### Activity
Could you return all of the data exactly as given?

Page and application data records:
◆ ◆ ◆ ◆ ◆

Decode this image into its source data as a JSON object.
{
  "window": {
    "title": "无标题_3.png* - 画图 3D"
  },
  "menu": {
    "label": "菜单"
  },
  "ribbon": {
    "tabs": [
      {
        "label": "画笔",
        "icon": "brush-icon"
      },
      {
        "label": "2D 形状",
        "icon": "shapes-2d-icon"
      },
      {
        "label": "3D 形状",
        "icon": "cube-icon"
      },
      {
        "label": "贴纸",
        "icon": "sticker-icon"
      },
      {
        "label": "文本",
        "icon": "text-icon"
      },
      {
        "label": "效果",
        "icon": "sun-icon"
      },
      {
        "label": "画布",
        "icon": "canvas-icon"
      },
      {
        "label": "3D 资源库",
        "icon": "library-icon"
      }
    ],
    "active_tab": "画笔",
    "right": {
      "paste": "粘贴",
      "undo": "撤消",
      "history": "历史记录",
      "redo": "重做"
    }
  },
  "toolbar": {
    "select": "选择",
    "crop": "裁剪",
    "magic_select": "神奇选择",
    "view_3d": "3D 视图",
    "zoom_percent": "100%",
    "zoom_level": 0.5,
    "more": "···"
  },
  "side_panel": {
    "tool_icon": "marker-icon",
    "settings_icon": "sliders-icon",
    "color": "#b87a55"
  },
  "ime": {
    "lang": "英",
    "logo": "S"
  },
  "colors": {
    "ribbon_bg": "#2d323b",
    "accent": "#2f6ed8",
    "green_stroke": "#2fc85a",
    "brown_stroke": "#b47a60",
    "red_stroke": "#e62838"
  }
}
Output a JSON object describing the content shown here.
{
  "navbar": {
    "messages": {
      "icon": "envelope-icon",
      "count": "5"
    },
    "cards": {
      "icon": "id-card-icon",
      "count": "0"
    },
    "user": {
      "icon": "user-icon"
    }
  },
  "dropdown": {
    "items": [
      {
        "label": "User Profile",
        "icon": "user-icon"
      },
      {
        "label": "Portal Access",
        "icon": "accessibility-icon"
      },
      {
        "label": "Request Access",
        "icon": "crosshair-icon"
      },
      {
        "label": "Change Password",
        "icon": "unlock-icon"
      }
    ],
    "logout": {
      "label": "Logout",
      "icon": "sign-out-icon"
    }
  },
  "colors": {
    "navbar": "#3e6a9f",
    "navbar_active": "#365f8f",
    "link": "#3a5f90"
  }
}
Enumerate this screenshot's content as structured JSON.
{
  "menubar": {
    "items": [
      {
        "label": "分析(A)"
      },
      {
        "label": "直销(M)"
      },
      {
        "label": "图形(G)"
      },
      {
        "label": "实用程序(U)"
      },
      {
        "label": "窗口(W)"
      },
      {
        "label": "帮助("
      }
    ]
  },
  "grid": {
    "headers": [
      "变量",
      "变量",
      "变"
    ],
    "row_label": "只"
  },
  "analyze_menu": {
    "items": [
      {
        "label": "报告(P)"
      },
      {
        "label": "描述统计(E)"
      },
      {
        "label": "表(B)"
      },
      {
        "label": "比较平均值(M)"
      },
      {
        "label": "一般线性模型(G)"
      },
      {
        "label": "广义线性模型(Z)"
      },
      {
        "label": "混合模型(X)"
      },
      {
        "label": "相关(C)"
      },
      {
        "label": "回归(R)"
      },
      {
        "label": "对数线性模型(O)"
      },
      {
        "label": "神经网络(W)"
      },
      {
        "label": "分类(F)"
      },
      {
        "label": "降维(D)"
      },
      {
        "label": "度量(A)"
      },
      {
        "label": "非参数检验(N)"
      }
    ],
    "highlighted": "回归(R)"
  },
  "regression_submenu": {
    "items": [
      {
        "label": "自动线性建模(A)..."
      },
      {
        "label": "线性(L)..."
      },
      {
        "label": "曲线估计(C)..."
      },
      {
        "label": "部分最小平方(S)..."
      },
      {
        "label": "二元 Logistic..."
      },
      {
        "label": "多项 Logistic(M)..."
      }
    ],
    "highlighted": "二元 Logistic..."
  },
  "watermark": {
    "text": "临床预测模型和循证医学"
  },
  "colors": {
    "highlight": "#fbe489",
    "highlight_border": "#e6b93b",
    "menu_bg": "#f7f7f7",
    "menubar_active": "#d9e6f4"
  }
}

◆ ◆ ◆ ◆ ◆

### Reply
Decode this image into its source data as a JSON object.
{
  "window": {
    "title": "无标题_3.png* - 画图 3D"
  },
  "menu": {
    "label": "菜单"
  },
  "ribbon": {
    "tabs": [
      {
        "label": "画笔",
        "icon": "brush-icon"
      },
      {
        "label": "2D 形状",
        "icon": "shapes-2d-icon"
      },
      {
        "label": "3D 形状",
        "icon": "cube-icon"
      },
      {
        "label": "贴纸",
        "icon": "sticker-icon"
      },
      {
        "label": "文本",
        "icon": "text-icon"
      },
      {
        "label": "效果",
        "icon": "sun-icon"
      },
      {
        "label": "画布",
        "icon": "canvas-icon"
      },
      {
        "label": "3D 资源库",
        "icon": "library-icon"
      }
    ],
    "active_tab": "画笔",
    "right": {
      "paste": "粘贴",
      "undo": "撤消",
      "history": "历史记录",
      "redo": "重做"
    }
  },
  "toolbar": {
    "select": "选择",
    "crop": "裁剪",
    "magic_select": "神奇选择",
    "view_3d": "3D 视图",
    "zoom_percent": "100%",
    "zoom_level": 0.5,
    "more": "···"
  },
  "side_panel": {
    "tool_icon": "marker-icon",
    "settings_icon": "sliders-icon",
    "color": "#b87a55"
  },
  "ime": {
    "lang": "英",
    "logo": "S"
  },
  "colors": {
    "ribbon_bg": "#2d323b",
    "accent": "#2f6ed8",
    "green_stroke": "#2fc85a",
    "brown_stroke": "#b47a60",
    "red_stroke": "#e62838"
  }
}
Output a JSON object describing the content shown here.
{
  "navbar": {
    "messages": {
      "icon": "envelope-icon",
      "count": "5"
    },
    "cards": {
      "icon": "id-card-icon",
      "count": "0"
    },
    "user": {
      "icon": "user-icon"
    }
  },
  "dropdown": {
    "items": [
      {
        "label": "User Profile",
        "icon": "user-icon"
      },
      {
        "label": "Portal Access",
        "icon": "accessibility-icon"
      },
      {
        "label": "Request Access",
        "icon": "crosshair-icon"
      },
      {
        "label": "Change Password",
        "icon": "unlock-icon"
      }
    ],
    "logout": {
      "label": "Logout",
      "icon": "sign-out-icon"
    }
  },
  "colors": {
    "navbar": "#3e6a9f",
    "navbar_active": "#365f8f",
    "link": "#3a5f90"
  }
}
Enumerate this screenshot's content as structured JSON.
{
  "menubar": {
    "items": [
      {
        "label": "分析(A)"
      },
      {
        "label": "直销(M)"
      },
      {
        "label": "图形(G)"
      },
      {
        "label": "实用程序(U)"
      },
      {
        "label": "窗口(W)"
      },
      {
        "label": "帮助("
      }
    ]
  },
  "grid": {
    "headers": [
      "变量",
      "变量",
      "变"
    ],
    "row_label": "只"
  },
  "analyze_menu": {
    "items": [
      {
        "label": "报告(P)"
      },
      {
        "label": "描述统计(E)"
      },
      {
        "label": "表(B)"
      },
      {
        "label": "比较平均值(M)"
      },
      {
        "label": "一般线性模型(G)"
      },
      {
        "label": "广义线性模型(Z)"
      },
      {
        "label": "混合模型(X)"
      },
      {
        "label": "相关(C)"
      },
      {
        "label": "回归(R)"
      },
      {
        "label": "对数线性模型(O)"
      },
      {
        "label": "神经网络(W)"
      },
      {
        "label": "分类(F)"
      },
      {
        "label": "降维(D)"
      },
      {
        "label": "度量(A)"
      },
      {
        "label": "非参数检验(N)"
      }
    ],
    "highlighted": "回归(R)"
  },
  "regression_submenu": {
    "items": [
      {
        "label": "自动线性建模(A)..."
      },
      {
        "label": "线性(L)..."
      },
      {
        "label": "曲线估计(C)..."
      },
      {
        "label": "部分最小平方(S)..."
      },
      {
        "label": "二元 Logistic..."
      },
      {
        "label": "多项 Logistic(M)..."
      }
    ],
    "highlighted": "二元 Logistic..."
  },
  "watermark": {
    "text": "临床预测模型和循证医学"
  },
  "colors": {
    "highlight": "#fbe489",
    "highlight_border": "#e6b93b",
    "menu_bg": "#f7f7f7",
    "menubar_active": "#d9e6f4"
  }
}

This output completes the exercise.